Aston Institute of Health and Neurodevelopment (IHN) is celebrating British Science Week (10–19 March) and Brain Awareness Week (13–19 March) by hosting an activities day for children at the Birmingham science museum Thinktank, alongside a social media campaign to help educate and inform the public on its latest research.
Each year, the British Science Association runs a 10-day celebration of science, technology, engineering and maths called British Science Week.
It is closely followed by Brain Awareness Week, a yearly global campaign to increase public awareness of brain research. The week-long celebration is organised by the Dana Alliance with a goal to educate and highlight the importance of research in developing new treatments, preventions and possible cures for brain diseases.
Both campaigns align closely with the work of the Aston Institute of Health and Neurodevelopment, with the Institute’s researchers keen to use the week to host activities and share their research and information about brain health with the public.

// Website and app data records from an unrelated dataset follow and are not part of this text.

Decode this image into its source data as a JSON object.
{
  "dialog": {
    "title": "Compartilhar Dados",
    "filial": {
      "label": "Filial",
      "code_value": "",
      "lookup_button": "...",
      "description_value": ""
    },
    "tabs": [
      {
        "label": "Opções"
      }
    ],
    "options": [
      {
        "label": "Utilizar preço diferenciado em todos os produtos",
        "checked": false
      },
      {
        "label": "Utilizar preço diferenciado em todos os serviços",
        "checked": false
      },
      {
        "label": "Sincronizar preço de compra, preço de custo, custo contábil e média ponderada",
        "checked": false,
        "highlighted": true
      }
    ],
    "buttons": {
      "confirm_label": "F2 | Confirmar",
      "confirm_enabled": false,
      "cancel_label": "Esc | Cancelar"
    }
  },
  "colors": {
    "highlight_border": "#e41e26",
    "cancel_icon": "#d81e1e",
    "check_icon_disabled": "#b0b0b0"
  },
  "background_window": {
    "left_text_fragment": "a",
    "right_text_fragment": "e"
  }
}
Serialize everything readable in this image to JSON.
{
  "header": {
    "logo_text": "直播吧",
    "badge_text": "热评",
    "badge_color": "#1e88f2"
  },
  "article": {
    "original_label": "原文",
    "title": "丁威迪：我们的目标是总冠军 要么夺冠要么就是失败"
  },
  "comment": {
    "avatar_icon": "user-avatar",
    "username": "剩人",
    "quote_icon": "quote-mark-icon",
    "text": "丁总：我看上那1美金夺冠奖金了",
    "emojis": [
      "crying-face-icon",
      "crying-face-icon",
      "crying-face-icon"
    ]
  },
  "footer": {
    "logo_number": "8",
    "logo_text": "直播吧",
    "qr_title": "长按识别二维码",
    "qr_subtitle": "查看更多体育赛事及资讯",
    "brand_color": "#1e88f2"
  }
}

Activities to highlight both British Science Week and Brain Awareness week include a social media campaign sharing research updates from members and surprising brain facts on Twitter (@Aston_IHN), a brain research exhibition in the glass box space in the Aston University main entrance, as well as an activity session at the Birmingham science museum Thinktank in Millennium Point.
The meet and greet with IHN researchers will take place on Saturday 18 March between 11.00 and 16.00. Children and families can speak to researchers about their work and take part in interactive activities, such as memory games and eye-tracking experiments.
Professor Jackie Blissett, co-director of IHN said: “British Science Week and Brain Awareness Week are really important campaigns for us. The brain Awareness week is the perfect time to showcase our research and engage with the public on what we do here at IHN.
“We work in close collaboration with the NHS to help research potential treatments for children who experience a range of brain-related conditions. We put children at the heart of what we do, with the aim of unlocking the potential of research to support children’s health and development as well as answering the questions that matter to children, their families and the services that support them.”